St Patricks Day Parade in Dublin

With a large Irish diaspora scattered throughout the world, including the United States, Canada, Australia and Britain, tens of millions of people of Irish descent celebrate St. Patrick’s Day each year on the 17th March with colourful parades, fun costumes, Irish music, and wearing green colours to mark the occasion.

St. Patrick’s Day is as national holiday in Ireland and this blog will reveal a few insights as to how we usually celebrate St. Patrick’s Day with family on the Atlantic coast of Donegal, Ireland.

As the 17th March is St. Patrick’s feast day, many people attend morning mass in their local church. Our Catholic church has a beautiful choir and one of my favourite hymns is ‘Hail Glorious St. Patrick’. My Tipperary granny loved the Irish tenor Frank Patterson’s version of this hymn which is available to listen to on YouTube. Every time I hear this song it evokes special memories from a more traditional Ireland. Some still wear a bunch of Shamrock on their lapel going to Mass on St. Patrick’s Day. After service, people stand at the entrance to meet and greet old friends and acquaintances or to welcome anyone home on holidays.

After lunch we attend the festival parade in our local town which is Donegal. It is truly a community gathering, from the very young to the old. The parade usually includes a few community floats based, often with a comical parody of a topical theme. There are often marching school kids, a fire engine, new tractors, and costumed entertainers handing out candy and taking selfies with young families. One of my favourite parts is to hear the traditional marching pipe bands approaching in the parade before marching by in their traditional kilts and hats.

If the weather is nice on St. Patrick’s Day we might go for a short beach walk before returning home with the kids to my parents house for a traditional dinner of cabbage, bacon and mashed potato with real Irish butter. In times past, our Donegal granda always loved to stop in the local village pub for a few drinks on the way home. He might have a few bottles of Guinness and a few Irish whiskey’s up at the counter where he loved to chat with the bar owner and locals. Being a witty yarn teller of funny true stories, he was very popular. While holding court, he would buy us some crisps and a fizzy soft drink to keep us happy! With no mobile phones or large screen TVs I can remember being amazed at the frenetic volume of so many people in one small pub, chatting, laughing and joking with one another through a haze of tobacco smoke.

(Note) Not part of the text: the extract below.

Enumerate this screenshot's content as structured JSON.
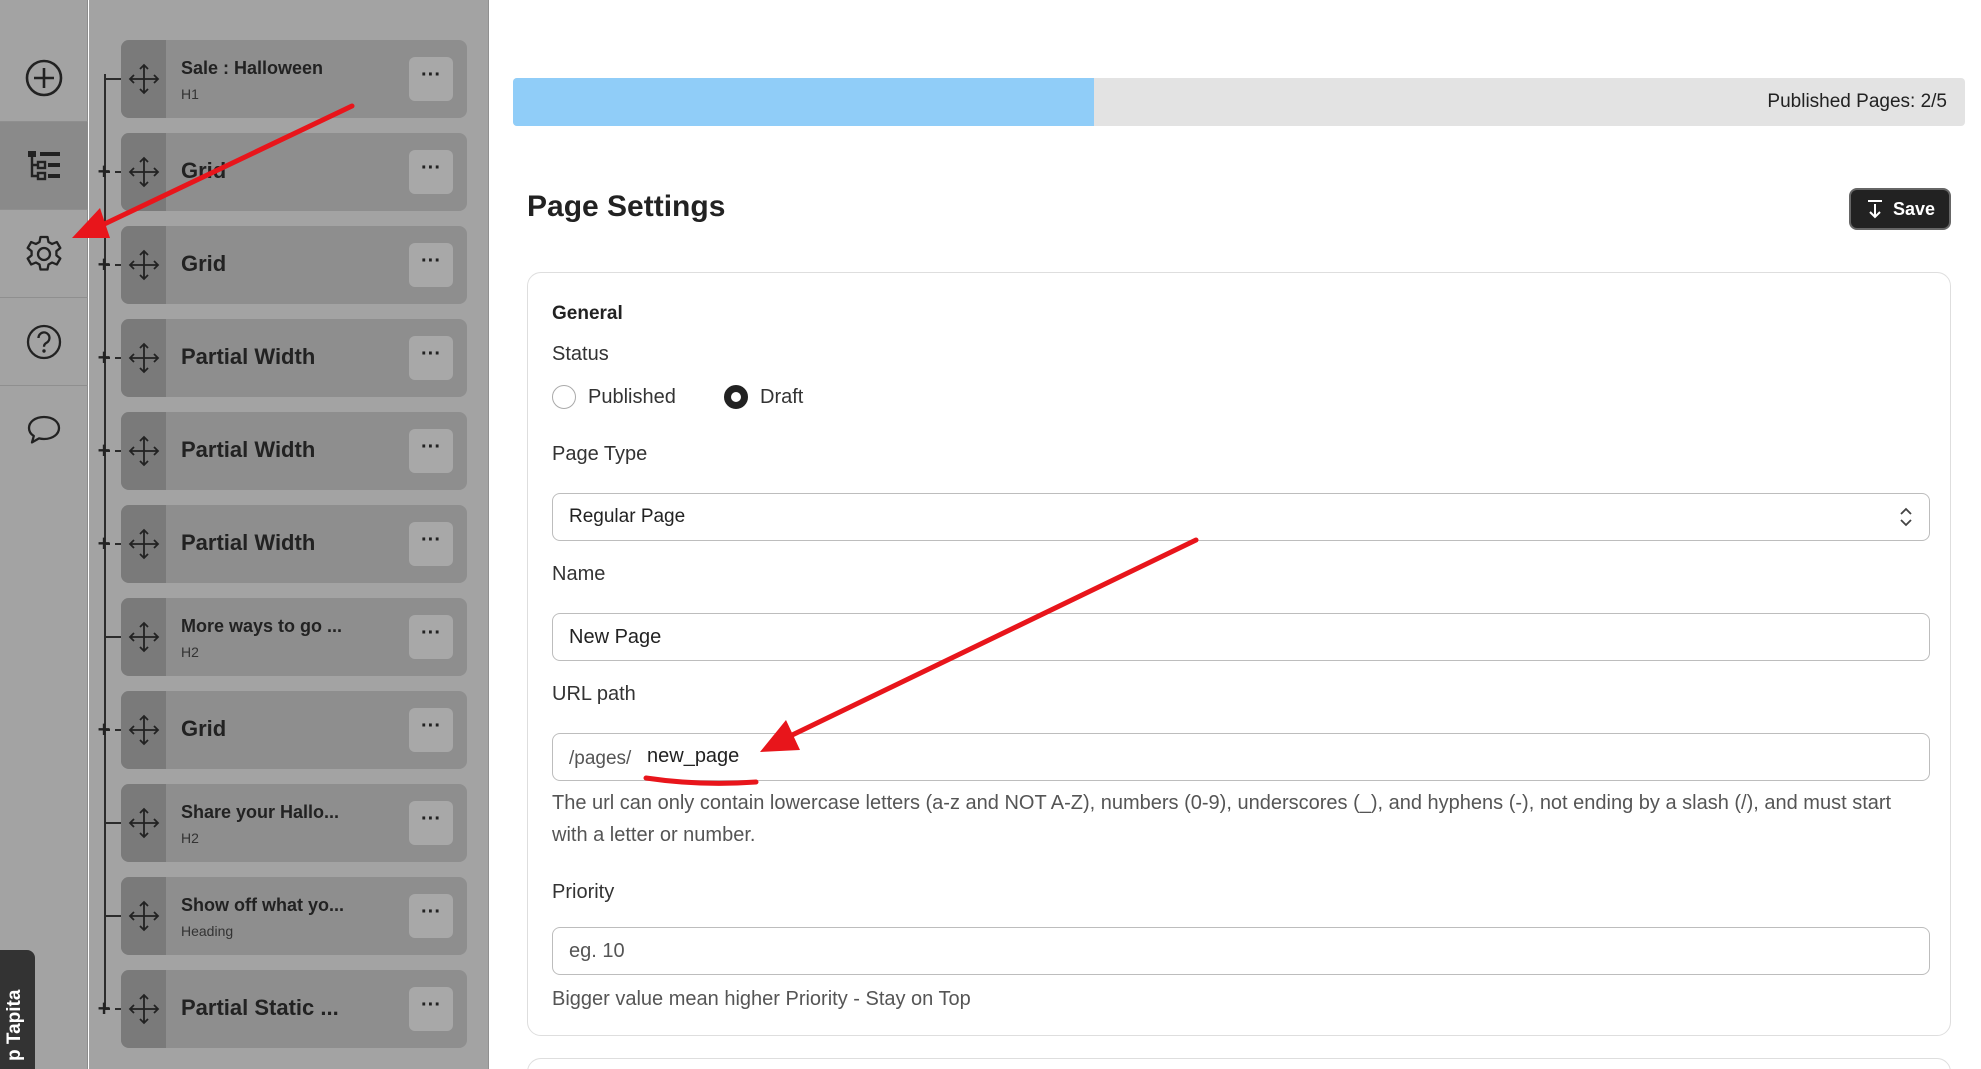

Darby O’Gill seemed to be screened on the TV each year every St. Patrick’s Day in the 80’s when I was growing up and both young and old loved watching it, again and again. Sean Connery aka James Bond, looked very young in the movie. In more modern times one of our favourite family rituals is to watch the national TV news on RTE at 6pm. After the main news of the day they always show an extended special review of dozens of parades around Ireland and abroad. It’s great to see the variety of parades covered from a small village parade in rural Roscommon with less than a hundred people in attendance, to the huge parades in New York and Chicago where the river is dyed an emerald green colour. The biggest national St. Patrick’s Day parade is held in Dublin which is a spectacularly colourful carnival-style parade reguarly attended by half a million people.

Wherever you plan to celebrate St. Patrick’s Day this year may it be a day full of good fun!